Evolution functions on these basic premises:

  • There are a number of imperfect replicators on Earth competing for limited resources (food / land)
  • The environment that these imperfect replicators inhabit determine which replicators are
  • successful and which ones are not by means of reproductive success.
  • Child replicators inherit their parents' DNA, this includes all positive, negative, and neutral replication errors.
  • The combination of these factors (imperfect replicators + limited resources + heritability) is what is responsible for the diverse number of species on the planet.

In order for a scientific theory to be successful, it has to explain what's going on in nature better than any other theories. Below is a list of empirical evidence (things we observe happening/going on in nature) that need explanation:

phyletic gradualism/punctuated equilibrium Punctuated equilibrium (or punctuated equilibria) is a theory in evolutionary biology which states that most sexually reproducing species will show little to no evolutionary change throughout their history. When evolution occurs it happens sporadically (by splitting) and occurs relatively quickly compared to the species' full duration on earth. Punctuated equilibrium is commonly contrasted against the theory of phyletic gradualism, which hypothesizes that most evolution occurs uniformly and by the steady gradual transformation of whole lineages (anagenesis).

Punctuated equilibrium is the currently favored theory for the fluctuating patterns of evolution observed in the fossil record. The theory does not in fact refute Darwin's gradualism, it just added the ideas of catastrophism and stasis.

The above list is a list (not all-inclusive) of the things we find in nature that need a biological explanation. The Theory of Evolution is the scientific theory that attempts to explain why we find these things happening in nature - such as birds with teeth. Birds having genes for teeth is strong evidence that they had an ancestor that did have teeth (dinosaurs).

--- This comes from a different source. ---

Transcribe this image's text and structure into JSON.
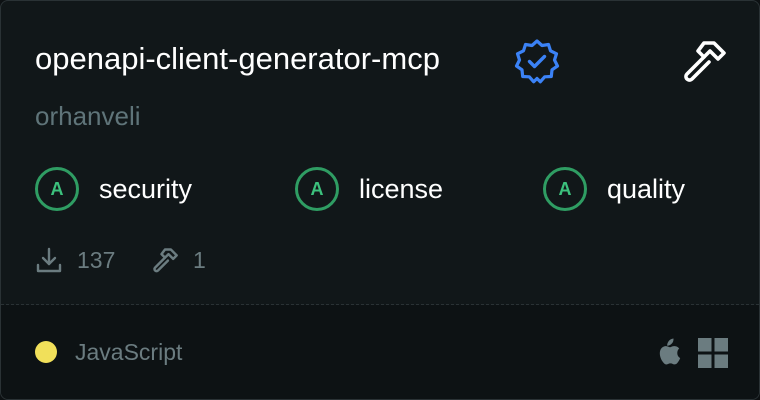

All birds have genes for teeth that are not "turned on", just like all humans have genes for tails that are not turned on (most of the time).

Then we have Creationism. Creationists are people who believe that, in this context, life on Earth was willed into existence by their god(s). Creationsim is anti-science right off the bat - they start with their conclusion and try to shoe-horn the Universe into their assumed conclusion, ignoring any evidence to the contrary:

One side's methodology is extremely biased, the other's is objective. Which is which?

Most Creationists function under the false axiom that if they "prove" the Theory of Evolution false, this means that Creationism is true. This is could be categorized under the logical fallacy of a False Dichotomy. Proving the ToE false in no way means that Creationism is true. In order for Creationism to be found true, Creationists would have to provide evidence of creation.

Once that happened, then the Creationist would have to provide evidence that their respective god(s) did indeed perform the creation event.

Below is an index (off site) of common Creationist claims initially compiled by Mark Isaak of Talk.Origins :